─── THE RECORDS

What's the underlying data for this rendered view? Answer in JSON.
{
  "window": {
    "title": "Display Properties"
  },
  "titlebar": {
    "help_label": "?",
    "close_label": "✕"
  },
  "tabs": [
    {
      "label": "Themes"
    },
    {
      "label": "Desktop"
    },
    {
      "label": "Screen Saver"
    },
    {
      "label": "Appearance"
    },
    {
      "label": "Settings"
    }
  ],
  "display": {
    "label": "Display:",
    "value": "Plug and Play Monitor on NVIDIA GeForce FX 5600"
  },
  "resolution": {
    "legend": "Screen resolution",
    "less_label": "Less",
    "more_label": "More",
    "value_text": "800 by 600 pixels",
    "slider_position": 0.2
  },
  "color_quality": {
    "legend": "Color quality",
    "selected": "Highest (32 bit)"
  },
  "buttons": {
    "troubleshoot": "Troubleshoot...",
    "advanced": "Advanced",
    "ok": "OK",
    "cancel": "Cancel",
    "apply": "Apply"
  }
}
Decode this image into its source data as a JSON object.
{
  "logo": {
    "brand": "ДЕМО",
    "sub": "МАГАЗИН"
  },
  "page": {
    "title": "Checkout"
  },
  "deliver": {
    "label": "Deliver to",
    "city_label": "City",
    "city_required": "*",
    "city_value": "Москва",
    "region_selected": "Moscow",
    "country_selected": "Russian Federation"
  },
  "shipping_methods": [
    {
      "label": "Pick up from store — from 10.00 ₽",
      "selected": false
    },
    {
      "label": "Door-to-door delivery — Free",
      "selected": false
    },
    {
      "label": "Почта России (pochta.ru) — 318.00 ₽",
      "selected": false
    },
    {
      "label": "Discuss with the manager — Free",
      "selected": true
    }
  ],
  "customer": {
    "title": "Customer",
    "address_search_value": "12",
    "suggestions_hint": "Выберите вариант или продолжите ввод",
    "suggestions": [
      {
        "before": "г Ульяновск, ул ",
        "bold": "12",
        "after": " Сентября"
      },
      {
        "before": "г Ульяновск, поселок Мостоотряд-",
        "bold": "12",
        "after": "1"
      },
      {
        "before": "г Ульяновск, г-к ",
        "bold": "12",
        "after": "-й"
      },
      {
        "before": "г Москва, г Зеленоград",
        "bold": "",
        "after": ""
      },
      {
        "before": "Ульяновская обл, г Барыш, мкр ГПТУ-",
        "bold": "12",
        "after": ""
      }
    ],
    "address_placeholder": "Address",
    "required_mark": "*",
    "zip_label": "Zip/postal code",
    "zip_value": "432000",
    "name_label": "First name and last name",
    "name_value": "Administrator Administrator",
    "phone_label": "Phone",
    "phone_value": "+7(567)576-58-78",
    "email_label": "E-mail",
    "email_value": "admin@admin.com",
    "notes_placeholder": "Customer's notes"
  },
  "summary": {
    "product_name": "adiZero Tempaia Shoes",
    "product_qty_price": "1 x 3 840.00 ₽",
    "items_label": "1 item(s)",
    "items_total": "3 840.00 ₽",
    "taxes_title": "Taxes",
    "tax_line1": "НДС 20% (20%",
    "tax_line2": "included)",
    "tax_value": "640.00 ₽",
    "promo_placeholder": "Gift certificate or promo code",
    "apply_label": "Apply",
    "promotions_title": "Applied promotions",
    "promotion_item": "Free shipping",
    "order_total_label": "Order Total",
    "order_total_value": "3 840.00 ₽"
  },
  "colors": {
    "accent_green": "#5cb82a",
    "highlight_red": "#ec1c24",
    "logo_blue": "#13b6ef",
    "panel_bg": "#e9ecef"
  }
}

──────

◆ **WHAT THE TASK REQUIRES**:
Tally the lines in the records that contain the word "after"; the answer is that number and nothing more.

◆ **FINAL ANSWER**:
5